- Place mint in a large pot, add as much water as will fit in the pot (while still allowing for mashing!). Bring to a boil, remove from heat, steep for an hour.
- Strain out mint leaves, pressing well. Reserve leaves. Add sugar to mint water, bring to a boil once again, stirring until sugar dissolves. Remove from heat, cover with sanitized pot lid.
- Once mixture has cooled to room temperature, add wine tanning, acid blend and yeast nutrient. Using a sanitized funnel, transfer cooled mixture to a sanitized 1 gallon carboy.
- If you weren’t able to get a full gallon of mint “tea” out of the first batch, cover reserved mint leaves (or fresh ones, if you have plenty to spare!) with more water, and repeat – without adding any more sugar or additives. Use fresh mint/water mixture to top up the liquid in the carboy, until it’s almost full.
- Using sanitized equipment, take a gravity reading. Keep track of the number! (This is an optional step, but will allow you to calculate your final ABV %)
- Sprinkle yeast into (fully cooled!) carboy, cover with sanitized air lock. Let sit, undisturbed, overnight.
- Within 48 hours, you should notice a little fermentation activity – bubbles in the airlock, carbonation and /or swirling in the wine must.
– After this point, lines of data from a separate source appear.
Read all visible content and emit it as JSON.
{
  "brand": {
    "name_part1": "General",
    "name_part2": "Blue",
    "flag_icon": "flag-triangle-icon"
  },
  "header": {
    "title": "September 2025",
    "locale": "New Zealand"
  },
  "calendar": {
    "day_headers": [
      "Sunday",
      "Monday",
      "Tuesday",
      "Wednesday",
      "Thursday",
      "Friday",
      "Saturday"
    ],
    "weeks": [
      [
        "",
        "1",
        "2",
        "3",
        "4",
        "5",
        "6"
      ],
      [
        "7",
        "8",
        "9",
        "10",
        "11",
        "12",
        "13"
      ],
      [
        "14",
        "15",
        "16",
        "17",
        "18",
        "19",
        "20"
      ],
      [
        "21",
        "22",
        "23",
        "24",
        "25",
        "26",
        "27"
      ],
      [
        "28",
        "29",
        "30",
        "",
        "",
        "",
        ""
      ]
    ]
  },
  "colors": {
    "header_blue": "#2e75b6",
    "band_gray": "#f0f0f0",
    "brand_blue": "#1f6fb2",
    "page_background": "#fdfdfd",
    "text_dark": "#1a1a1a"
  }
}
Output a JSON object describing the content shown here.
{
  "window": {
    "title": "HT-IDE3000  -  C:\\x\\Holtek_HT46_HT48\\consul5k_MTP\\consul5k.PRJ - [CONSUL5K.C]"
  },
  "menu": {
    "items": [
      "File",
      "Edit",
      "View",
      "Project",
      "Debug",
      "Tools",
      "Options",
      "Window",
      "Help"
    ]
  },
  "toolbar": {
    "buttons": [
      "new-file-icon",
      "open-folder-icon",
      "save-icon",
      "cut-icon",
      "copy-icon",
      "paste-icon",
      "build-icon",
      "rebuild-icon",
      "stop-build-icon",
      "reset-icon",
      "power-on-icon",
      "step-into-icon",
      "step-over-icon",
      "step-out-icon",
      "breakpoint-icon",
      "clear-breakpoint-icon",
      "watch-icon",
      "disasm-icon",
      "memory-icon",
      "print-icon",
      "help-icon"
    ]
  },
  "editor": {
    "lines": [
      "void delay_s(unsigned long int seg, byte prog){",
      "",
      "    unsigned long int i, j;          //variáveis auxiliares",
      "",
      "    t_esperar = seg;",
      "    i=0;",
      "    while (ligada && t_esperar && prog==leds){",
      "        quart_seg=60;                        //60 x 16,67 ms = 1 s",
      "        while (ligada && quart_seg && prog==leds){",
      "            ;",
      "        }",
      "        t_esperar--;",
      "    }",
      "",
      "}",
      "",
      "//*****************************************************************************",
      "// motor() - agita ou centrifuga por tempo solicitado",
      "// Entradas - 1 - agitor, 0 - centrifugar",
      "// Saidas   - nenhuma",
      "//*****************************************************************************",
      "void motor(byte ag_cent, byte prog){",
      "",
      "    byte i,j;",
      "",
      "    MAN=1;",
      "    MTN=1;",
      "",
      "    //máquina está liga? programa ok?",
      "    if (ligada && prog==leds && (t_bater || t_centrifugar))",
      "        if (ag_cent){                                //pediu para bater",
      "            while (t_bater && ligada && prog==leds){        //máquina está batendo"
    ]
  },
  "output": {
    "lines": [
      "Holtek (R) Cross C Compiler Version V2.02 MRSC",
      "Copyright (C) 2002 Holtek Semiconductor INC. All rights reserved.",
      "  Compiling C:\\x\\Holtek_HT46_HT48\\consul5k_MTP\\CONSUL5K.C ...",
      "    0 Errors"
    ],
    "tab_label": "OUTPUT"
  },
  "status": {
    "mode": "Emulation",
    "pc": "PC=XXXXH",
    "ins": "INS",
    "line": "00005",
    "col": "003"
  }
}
This means you’re good to go! Put the carboy somewhere cool (not cold!), and leave it alone for a month or two.
- Using sanitized equipment, rack the clarified wine off the sediment, into a clean, freshly sanitized 1 gallon carboy. Cap with sanitized airlock, leave it alone for another 2-3 months.
- Repeat racking process every few months. By 1 year in, your wine should be very clear, and VERY tasty!
- When your wine has been racked a few times and shows NO more fermenting activity for a month or so (no bubbles in the airlock, no more sediment being produced, you can move on to bottling:
- Using sanitized equipment, take a gravity reading, then rack the wine into clean, sanitized bottles. Cork, allow to age in a dark place for a year.
- Serve chilled.